+++ Source data +++
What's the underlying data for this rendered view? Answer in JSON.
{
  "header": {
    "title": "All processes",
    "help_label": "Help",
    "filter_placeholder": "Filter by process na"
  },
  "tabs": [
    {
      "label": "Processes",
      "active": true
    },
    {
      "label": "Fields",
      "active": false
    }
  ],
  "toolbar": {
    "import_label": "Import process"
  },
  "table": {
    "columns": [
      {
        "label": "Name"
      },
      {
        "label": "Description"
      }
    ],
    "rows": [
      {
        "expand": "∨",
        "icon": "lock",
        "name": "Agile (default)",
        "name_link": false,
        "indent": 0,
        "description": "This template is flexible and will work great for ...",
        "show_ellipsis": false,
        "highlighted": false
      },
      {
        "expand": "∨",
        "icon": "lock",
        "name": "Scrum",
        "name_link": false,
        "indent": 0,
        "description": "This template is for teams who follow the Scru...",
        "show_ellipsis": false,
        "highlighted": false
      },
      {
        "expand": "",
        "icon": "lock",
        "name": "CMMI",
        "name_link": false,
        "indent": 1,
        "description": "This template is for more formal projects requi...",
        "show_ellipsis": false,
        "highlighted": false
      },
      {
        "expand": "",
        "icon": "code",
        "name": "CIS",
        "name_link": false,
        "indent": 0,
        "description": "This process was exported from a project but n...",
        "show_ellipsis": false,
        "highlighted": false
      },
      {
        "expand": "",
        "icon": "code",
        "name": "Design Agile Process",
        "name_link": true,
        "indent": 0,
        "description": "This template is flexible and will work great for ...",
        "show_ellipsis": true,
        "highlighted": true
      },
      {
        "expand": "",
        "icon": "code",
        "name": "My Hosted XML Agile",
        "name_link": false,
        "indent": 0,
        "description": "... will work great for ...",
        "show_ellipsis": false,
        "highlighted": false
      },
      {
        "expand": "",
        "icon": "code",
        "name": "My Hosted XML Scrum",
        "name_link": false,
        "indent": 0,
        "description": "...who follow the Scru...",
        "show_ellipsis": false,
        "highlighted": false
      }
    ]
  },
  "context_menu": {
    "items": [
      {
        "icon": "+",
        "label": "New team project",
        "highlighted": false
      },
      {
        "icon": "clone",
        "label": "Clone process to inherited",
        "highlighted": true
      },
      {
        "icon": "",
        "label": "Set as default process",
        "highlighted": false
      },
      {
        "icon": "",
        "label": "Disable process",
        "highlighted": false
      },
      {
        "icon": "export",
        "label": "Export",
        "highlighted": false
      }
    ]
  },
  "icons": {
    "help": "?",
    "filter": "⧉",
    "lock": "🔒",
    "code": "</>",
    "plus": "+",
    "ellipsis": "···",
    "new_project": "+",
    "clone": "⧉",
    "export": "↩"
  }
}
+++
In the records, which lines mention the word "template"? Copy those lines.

* [Answer to this task]:
        "description": "This template is flexible and will work great for ...",
        "description": "This template is for teams who follow the Scru...",
        "description": "This template is for more formal projects requi...",
        "description": "This template is flexible and will work great for ...",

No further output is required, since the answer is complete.